Stardust images show pinnacles 100 meters tall (328 feet), and craters more than 150 meters deep (492 feet). Some craters have a round central pit surrounded by ragged, ejected material, while others have a flat floor and straight sides. The diameter of one large crater, called Left Foot, is one fifth of the surface of the comet. Left Foot is one kilometer (.62 miles) across, while the entire comet is only five kilometers (3.1 miles) across. 'Another big surprise was the abundance and behavior of jets of particles shooting up from the comet's surface. We expected a couple of jets, but saw more than two dozen in the brief flyby,' said Dr. Benton Clark, chief scientist of space exploration systems, Lockheed Martin Space Systems, Denver. The team predicted the jets would shoot up for a short distance, and then be dispersed into a halo around Wild 2. Instead, some super-speedy jets remained intact, like blasts of water from a powerful garden hose.
This phenomenon created quite a wild ride for Stardust during the encounter. Twelve particles, some larger than a bullet, penetrated the top layer of the spacecraft's protective shield. The violent jets may form when the Sun shines on icy areas near or just below the comet's surface. The solid ice becomes a gas without going through a liquid phase. Escaping into the vacuum of space, the jets blast out at hundreds of kilometers per hour. The Stardust team theorizes sublimation and object hits may have created the comet's distinct features. Particles collected by Stardust during the Wild 2 encounter may help unscramble the secrets of how the solar system formed. Stardust was launched in 1999. It is zooming back to Earth with thousands of captured particles tucked inside a capsule. The capsule will make a soft landing in the Utah desert in January 2006. The samples will be analyzed at the planetary material curatorial facility at NASA's Johnson Space Center, Houston.
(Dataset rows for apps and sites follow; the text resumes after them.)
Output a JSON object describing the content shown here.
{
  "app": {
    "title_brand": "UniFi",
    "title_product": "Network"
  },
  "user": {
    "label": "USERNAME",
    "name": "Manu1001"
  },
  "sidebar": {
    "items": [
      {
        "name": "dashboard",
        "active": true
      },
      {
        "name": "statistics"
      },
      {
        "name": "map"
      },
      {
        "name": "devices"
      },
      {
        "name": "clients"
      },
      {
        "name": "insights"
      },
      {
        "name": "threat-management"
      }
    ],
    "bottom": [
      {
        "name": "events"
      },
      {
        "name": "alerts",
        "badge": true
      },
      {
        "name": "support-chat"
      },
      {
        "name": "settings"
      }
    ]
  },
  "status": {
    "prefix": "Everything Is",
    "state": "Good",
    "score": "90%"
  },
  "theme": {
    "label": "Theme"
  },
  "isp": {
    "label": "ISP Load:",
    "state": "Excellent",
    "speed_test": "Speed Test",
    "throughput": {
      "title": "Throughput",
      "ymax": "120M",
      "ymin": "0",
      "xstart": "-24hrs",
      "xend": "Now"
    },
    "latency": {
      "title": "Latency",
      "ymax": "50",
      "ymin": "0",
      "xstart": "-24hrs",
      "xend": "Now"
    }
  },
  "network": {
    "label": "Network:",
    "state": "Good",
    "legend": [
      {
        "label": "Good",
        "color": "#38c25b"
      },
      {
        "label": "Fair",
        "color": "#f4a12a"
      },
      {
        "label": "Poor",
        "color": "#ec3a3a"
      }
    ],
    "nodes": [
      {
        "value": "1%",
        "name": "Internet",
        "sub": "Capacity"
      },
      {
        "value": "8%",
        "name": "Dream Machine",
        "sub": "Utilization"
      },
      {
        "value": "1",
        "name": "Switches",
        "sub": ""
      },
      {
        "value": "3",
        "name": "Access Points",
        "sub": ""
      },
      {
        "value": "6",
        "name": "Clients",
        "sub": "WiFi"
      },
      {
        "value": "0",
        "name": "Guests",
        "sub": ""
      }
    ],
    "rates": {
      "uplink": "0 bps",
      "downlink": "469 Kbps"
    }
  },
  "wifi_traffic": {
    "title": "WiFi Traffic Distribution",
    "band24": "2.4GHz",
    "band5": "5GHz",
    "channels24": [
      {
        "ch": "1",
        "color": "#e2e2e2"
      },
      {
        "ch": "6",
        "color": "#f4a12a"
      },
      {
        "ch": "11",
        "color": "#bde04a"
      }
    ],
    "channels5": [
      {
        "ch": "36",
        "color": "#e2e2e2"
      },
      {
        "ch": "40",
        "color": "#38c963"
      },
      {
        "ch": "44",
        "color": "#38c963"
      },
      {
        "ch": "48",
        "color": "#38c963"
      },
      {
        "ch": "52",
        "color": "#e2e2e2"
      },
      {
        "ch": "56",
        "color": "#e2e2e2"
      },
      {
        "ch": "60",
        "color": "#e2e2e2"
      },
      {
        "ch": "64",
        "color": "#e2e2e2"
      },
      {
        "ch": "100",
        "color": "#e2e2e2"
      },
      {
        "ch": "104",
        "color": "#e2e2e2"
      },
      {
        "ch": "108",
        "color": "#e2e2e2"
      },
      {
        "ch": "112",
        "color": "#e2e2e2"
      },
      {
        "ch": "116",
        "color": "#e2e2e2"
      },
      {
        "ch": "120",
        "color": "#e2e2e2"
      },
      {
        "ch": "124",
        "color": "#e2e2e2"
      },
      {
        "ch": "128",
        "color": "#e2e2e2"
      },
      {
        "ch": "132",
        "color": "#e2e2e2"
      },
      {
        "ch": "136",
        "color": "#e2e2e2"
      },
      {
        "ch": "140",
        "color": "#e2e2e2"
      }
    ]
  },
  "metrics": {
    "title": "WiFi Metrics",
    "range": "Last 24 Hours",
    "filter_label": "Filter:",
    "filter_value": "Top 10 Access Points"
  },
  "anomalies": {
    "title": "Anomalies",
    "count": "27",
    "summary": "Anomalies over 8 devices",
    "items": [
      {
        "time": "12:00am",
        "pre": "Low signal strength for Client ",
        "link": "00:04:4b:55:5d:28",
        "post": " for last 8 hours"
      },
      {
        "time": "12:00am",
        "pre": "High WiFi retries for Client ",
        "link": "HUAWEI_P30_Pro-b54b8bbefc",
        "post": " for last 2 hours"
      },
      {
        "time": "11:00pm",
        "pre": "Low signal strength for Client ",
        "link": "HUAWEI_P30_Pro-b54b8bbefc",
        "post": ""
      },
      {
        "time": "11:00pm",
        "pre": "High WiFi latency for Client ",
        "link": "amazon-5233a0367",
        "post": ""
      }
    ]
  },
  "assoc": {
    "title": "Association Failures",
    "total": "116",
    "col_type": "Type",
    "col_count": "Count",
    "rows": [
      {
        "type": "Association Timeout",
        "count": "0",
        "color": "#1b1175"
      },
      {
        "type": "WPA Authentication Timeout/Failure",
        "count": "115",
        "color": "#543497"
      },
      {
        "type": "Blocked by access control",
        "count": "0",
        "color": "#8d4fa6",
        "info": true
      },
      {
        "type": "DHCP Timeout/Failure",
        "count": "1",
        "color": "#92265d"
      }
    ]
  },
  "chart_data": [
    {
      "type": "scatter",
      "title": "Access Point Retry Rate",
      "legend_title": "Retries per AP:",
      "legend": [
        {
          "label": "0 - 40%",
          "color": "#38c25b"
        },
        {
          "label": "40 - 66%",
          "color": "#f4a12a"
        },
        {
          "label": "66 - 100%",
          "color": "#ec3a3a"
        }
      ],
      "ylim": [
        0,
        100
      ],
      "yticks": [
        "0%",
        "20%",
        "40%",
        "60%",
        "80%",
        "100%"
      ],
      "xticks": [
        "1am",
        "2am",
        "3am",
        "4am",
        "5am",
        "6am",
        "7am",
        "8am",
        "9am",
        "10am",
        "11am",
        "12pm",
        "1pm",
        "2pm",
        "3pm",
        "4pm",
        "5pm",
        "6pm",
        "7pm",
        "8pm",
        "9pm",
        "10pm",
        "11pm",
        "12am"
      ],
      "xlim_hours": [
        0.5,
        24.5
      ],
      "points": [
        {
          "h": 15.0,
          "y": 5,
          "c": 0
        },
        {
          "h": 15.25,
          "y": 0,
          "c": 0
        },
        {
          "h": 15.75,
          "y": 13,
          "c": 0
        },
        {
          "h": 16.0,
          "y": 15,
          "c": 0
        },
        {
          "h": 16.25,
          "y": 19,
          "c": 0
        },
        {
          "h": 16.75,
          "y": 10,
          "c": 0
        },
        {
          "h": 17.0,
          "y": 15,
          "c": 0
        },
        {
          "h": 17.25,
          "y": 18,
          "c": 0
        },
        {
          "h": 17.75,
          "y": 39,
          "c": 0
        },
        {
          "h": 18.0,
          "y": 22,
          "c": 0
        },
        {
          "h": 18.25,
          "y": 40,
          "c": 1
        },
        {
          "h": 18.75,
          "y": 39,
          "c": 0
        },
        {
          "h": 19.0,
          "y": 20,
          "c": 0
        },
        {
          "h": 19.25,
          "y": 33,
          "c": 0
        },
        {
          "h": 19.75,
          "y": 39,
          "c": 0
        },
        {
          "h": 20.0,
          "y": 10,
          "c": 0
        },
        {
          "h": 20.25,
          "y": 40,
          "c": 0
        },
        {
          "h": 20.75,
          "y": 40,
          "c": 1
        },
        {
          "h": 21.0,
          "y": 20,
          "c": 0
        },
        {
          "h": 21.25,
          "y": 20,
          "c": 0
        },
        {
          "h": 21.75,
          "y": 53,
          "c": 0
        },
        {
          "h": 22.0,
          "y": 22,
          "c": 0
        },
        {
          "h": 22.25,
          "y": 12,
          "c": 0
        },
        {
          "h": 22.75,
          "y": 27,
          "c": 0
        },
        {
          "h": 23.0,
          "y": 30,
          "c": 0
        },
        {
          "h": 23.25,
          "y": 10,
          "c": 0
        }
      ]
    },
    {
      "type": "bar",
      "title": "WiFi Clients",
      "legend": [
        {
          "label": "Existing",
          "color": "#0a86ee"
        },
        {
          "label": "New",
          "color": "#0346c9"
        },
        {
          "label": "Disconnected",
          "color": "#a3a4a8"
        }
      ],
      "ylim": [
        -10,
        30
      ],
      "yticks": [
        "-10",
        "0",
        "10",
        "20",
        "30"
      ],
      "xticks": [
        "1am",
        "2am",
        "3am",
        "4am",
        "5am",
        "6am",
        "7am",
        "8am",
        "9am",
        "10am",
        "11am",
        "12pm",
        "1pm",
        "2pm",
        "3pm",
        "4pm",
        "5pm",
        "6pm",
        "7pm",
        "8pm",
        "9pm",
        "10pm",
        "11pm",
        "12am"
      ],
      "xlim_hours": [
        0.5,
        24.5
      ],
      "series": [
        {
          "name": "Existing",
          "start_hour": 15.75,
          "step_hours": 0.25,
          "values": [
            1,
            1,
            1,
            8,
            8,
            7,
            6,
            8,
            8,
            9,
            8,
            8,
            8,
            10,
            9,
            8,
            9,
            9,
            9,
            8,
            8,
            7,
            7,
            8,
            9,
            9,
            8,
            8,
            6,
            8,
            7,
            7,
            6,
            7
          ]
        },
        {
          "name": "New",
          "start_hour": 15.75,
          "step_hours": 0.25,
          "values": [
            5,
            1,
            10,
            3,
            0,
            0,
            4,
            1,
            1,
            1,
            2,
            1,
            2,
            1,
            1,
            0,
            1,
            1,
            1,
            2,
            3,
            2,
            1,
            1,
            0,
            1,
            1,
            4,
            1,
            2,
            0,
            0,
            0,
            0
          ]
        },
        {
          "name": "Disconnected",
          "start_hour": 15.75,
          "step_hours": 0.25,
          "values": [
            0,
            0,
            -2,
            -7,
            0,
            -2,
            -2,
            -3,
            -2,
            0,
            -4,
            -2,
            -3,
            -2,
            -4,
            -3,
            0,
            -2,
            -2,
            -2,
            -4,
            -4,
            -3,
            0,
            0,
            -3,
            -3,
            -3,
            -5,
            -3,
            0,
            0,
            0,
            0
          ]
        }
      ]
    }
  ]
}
'There must be no barriers for freedom of inquiry. There is no place for dogma in science. The scientist is free, and must be free to ask any question, to doubt any assertion, to seek for any evidence, to correct any errors.'
J. Robert Oppenheimer